- Pauline Oliveros, 2012
With Charles Gaines
The Manifestos Series
Often involving intricate choreographies mixed with improvisation, dense text collages and stagecraft, Griffin created an internationally celebrated body of small-scale devised percussion theater works with the Taiwanese-Canadian percussionist, Aiyun Huang. Their collaboration has resulted in a series of percussion and technology experiments including early use of video scores employing international media and pop culture sources. Huang and Mexican percussionist Ivan Manzanilla premiered Griffin’s well-know composition, Pattycake in 2001.
Tacoma Narrows Monochord
Intermedia Opera at EMPAC
"Cold Spring was a mind-bending, jaw-dropping show. It was conceptualized by Sean Griffin who is not just a dramatist,composer or director. He is a multi-disciplianry artist – and technician – whose universe goes far beyond the traditional, and so what he puts on stage is only part of the picture. His works are far more than theatre, embracing choreography,music and projections into more of an experience...One could not help but hark back to other groundbreaking works such as Tony Kushner's Angels in America. In Cold Spring as in Angels, we see unlikely juxtapositions. For Griffin it is Carl Sagan and the Tribes of Ishmael; for Kushner it is Roy Cohen and Ethel Rosenberg. Both have flying actors who descend into the action on stage: for Kushner it is the Angel who announces the Millennium, for Griffin, an actor with horns who could well be the stand in for the Devil."
Berkshire on Stage
Cold Spring 3
Triangle of Need with Catherine Sullivan
"Simple and direct ideas are spun into a byzantine structure, evoking the labyrinthine path trod by our crudest urges on their way to sublimation in civilization's alienating systems of social control. The chirps, whoops, grunts, gutturals and high-pitched squeals emanating from the characters' mouths over Griffin's unforgettably beautiful score, coupled with their spastic jerks and tremors under the starched linens of the working class and the silken finery of the overlords (think of Lars von Trier's The Idiots in period dress), are reminders that the line between brutishness and enlightenment is extraordinarily thin." - Brooklyn Rail

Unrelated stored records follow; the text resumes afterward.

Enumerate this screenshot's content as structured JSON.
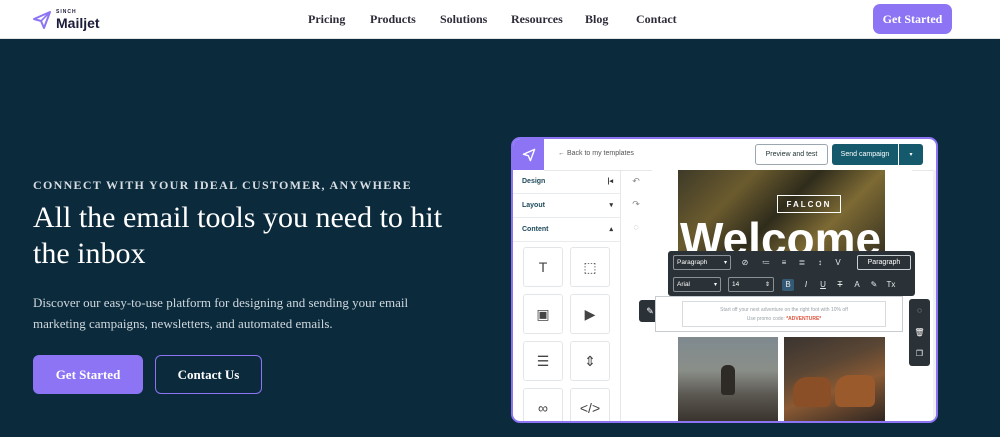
{
  "brand": {
    "sinch": "SINCH",
    "name": "Mailjet",
    "accent": "#8c74f5",
    "hero_bg": "#0b2a3c"
  },
  "nav": {
    "items": [
      "Pricing",
      "Products",
      "Solutions",
      "Resources",
      "Blog",
      "Contact"
    ],
    "cta": "Get Started"
  },
  "hero": {
    "eyebrow": "CONNECT WITH YOUR IDEAL CUSTOMER, ANYWHERE",
    "headline": "All the email tools you need to hit the inbox",
    "description": "Discover our easy-to-use platform for designing and sending your email marketing campaigns, newsletters, and automated emails.",
    "primary_button": "Get Started",
    "secondary_button": "Contact Us"
  },
  "editor": {
    "back_link": "Back to my templates",
    "preview_button": "Preview and test",
    "send_button": "Send campaign",
    "sidebar": {
      "design": "Design",
      "layout": "Layout",
      "content": "Content"
    },
    "tiles": [
      "text-block-icon",
      "image-click-icon",
      "image-icon",
      "video-icon",
      "divider-icon",
      "spacer-icon",
      "social-icon",
      "html-icon"
    ],
    "hero_brand": "FALCON",
    "hero_word": "Welcome",
    "toolbar": {
      "block_type": "Paragraph",
      "font": "Arial",
      "size": "14",
      "style_button": "Paragraph"
    },
    "text_line1": "Start off your next adventure on the right foot with 10% off",
    "text_line2_prefix": "Use promo code: ",
    "promo_code": "*ADVENTURE*"
  }
}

Snake River with Charles Gaines and Edgar Arceneaux
"Musically, we're in radically different territory too, with Sean Griffin's "Snake River Suite," a vibrant and jarring contemporary composition incorporating traditional orchestral instruments as well as synthesizer and a diverse percussion section. The rehearsal was filmed locally in the dark, moody Orpheum Theater.
During the two-hour span of the video, a nonverbal narrative unfurls, a loose progression from the intimate to the more detached, from sensual toward mechanical, organic to constructed, and in terms of aesthetic sensibility, from romantic to modern. Those contrasts suggest themselves through what Gaines and Arceneaux show us, not through anything they tell us." - The Los Angeles Times
The Chittendens with Catherine Sullivan
"…a mesmerizing, comical, and thrillingly bizarre meditation on the tics and tropes that make up what we call "character" and "relationship." - The New Yorker
"…a strong but completely abstract psychological drama, The Chittendens swivels through film noir, sea-faring adventures, and other genres, all while alternating themes of internal and external discovery." - ArtForum
Griffin is an award-winning and prolific visual artists creating among other things 4 complete remakes of Goya’s 80 Los Caprichos and a collection of experimental notation designs that were recently exhibited at FOCA in Los Angeles and the Beall Center in Irvine. Griffin frequently activates photography archives and historic collections of objects in his assemblage-based set designs and installations.